AVAILABLE RECORDS:
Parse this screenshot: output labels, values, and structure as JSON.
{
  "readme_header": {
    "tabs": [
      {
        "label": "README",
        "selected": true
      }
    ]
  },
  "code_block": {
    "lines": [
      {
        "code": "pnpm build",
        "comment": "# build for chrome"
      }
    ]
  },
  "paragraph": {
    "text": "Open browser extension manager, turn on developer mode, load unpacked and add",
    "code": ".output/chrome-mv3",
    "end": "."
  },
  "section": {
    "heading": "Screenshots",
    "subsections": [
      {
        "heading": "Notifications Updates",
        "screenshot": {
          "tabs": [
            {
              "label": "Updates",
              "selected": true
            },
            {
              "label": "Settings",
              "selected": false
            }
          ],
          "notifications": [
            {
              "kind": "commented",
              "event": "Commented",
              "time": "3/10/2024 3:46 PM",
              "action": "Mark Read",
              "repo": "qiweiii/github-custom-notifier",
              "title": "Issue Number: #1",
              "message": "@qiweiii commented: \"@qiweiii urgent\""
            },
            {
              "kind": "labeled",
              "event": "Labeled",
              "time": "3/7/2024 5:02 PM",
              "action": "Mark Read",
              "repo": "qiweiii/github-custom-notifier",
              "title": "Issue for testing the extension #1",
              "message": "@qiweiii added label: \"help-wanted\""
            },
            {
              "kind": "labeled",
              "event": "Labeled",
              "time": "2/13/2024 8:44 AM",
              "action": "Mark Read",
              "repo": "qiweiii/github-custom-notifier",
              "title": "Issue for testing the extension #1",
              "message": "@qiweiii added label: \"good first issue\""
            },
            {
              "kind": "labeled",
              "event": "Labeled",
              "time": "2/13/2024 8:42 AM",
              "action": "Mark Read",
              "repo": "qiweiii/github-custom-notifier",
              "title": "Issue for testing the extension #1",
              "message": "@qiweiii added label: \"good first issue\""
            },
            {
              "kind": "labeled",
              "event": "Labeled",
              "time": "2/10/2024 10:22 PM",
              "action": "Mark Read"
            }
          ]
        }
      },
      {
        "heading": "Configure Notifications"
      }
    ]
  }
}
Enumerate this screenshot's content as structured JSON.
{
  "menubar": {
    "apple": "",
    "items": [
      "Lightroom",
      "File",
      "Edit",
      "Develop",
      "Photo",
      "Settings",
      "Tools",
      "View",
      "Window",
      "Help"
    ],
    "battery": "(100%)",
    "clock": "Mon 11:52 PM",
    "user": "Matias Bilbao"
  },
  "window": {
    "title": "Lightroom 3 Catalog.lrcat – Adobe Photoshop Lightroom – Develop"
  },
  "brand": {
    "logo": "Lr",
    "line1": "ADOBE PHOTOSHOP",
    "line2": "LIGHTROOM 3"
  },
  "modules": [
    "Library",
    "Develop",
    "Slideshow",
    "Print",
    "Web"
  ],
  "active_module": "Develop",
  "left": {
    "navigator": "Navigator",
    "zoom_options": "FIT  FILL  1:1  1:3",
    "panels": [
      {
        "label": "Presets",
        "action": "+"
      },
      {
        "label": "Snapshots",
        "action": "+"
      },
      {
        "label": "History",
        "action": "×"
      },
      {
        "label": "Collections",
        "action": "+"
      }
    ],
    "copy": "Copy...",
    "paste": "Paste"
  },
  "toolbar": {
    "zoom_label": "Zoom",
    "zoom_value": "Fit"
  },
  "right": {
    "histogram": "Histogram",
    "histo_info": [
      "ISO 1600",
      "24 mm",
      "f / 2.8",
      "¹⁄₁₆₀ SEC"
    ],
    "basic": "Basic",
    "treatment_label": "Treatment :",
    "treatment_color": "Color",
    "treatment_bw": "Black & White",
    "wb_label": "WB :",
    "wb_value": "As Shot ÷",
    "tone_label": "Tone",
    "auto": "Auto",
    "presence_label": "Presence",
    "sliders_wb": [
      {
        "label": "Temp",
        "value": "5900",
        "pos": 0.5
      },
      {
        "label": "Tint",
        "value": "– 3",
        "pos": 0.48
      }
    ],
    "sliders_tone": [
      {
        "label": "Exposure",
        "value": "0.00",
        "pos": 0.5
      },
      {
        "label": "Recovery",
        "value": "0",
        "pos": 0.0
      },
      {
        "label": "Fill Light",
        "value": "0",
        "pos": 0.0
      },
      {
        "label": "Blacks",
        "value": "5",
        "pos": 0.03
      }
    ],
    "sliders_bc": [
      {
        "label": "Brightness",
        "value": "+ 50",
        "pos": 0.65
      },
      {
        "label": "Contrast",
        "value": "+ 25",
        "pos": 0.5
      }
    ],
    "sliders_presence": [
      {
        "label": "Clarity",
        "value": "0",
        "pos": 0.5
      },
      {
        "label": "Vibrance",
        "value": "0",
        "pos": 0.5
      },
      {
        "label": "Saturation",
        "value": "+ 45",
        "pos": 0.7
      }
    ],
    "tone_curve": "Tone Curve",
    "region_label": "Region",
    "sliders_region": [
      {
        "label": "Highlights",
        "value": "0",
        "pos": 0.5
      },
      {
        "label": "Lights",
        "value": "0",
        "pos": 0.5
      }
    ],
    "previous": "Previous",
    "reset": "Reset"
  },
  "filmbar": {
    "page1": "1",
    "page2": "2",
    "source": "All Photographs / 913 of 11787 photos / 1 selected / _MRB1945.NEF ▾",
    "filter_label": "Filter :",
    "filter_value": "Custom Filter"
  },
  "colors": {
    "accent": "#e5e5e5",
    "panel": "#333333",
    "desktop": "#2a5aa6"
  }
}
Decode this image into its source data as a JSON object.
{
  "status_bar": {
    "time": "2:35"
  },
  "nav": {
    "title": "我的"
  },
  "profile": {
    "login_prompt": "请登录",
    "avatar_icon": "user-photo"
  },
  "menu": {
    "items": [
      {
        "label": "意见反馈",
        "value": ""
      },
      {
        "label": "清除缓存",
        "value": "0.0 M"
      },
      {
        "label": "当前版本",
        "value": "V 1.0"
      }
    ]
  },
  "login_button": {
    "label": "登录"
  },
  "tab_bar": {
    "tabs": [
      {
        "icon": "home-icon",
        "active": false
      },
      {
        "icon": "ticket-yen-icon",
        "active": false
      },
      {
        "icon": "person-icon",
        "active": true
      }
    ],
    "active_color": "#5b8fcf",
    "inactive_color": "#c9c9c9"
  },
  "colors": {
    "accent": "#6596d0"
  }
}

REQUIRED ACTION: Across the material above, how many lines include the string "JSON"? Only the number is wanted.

SOLUTION TO THE EXERCISE: 3